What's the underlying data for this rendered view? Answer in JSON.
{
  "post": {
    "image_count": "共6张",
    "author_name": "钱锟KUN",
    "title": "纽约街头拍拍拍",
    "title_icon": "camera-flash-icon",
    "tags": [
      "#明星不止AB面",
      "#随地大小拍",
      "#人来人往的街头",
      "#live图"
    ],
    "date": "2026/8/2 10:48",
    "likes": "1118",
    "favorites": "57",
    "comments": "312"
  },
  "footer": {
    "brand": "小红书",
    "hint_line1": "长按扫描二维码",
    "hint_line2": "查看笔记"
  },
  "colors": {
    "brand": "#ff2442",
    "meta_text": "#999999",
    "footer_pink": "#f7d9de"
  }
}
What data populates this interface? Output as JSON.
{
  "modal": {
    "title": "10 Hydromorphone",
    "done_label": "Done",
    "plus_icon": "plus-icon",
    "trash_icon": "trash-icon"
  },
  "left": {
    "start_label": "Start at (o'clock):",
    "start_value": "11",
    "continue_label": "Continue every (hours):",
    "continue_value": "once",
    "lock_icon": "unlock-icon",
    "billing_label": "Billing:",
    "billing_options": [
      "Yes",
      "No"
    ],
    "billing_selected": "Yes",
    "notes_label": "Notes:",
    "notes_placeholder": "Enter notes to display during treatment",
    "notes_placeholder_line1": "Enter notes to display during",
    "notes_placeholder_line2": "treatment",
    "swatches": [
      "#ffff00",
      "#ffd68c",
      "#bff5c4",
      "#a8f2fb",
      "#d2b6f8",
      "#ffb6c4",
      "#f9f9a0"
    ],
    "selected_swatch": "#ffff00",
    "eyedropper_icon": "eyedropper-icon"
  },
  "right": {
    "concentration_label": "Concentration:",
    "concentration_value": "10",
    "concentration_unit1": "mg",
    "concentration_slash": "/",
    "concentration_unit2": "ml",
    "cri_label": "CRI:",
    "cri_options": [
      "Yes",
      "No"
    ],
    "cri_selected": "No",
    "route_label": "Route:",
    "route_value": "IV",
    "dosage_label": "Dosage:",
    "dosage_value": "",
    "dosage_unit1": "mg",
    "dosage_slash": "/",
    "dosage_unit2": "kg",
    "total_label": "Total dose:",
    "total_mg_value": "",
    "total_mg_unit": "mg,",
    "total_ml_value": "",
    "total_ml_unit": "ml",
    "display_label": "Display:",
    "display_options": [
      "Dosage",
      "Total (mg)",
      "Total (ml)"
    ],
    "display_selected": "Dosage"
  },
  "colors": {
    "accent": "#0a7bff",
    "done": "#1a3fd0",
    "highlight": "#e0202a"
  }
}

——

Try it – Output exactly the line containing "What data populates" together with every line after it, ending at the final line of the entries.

Task output –
What data populates this interface? Output as JSON.
{
  "modal": {
    "title": "10 Hydromorphone",
    "done_label": "Done",
    "plus_icon": "plus-icon",
    "trash_icon": "trash-icon"
  },
  "left": {
    "start_label": "Start at (o'clock):",
    "start_value": "11",
    "continue_label": "Continue every (hours):",
    "continue_value": "once",
    "lock_icon": "unlock-icon",
    "billing_label": "Billing:",
    "billing_options": [
      "Yes",
      "No"
    ],
    "billing_selected": "Yes",
    "notes_label": "Notes:",
    "notes_placeholder": "Enter notes to display during treatment",
    "notes_placeholder_line1": "Enter notes to display during",
    "notes_placeholder_line2": "treatment",
    "swatches": [
      "#ffff00",
      "#ffd68c",
      "#bff5c4",
      "#a8f2fb",
      "#d2b6f8",
      "#ffb6c4",
      "#f9f9a0"
    ],
    "selected_swatch": "#ffff00",
    "eyedropper_icon": "eyedropper-icon"
  },
  "right": {
    "concentration_label": "Concentration:",
    "concentration_value": "10",
    "concentration_unit1": "mg",
    "concentration_slash": "/",
    "concentration_unit2": "ml",
    "cri_label": "CRI:",
    "cri_options": [
      "Yes",
      "No"
    ],
    "cri_selected": "No",
    "route_label": "Route:",
    "route_value": "IV",
    "dosage_label": "Dosage:",
    "dosage_value": "",
    "dosage_unit1": "mg",
    "dosage_slash": "/",
    "dosage_unit2": "kg",
    "total_label": "Total dose:",
    "total_mg_value": "",
    "total_mg_unit": "mg,",
    "total_ml_value": "",
    "total_ml_unit": "ml",
    "display_label": "Display:",
    "display_options": [
      "Dosage",
      "Total (mg)",
      "Total (ml)"
    ],
    "display_selected": "Dosage"
  },
  "colors": {
    "accent": "#0a7bff",
    "done": "#1a3fd0",
    "highlight": "#e0202a"
  }
}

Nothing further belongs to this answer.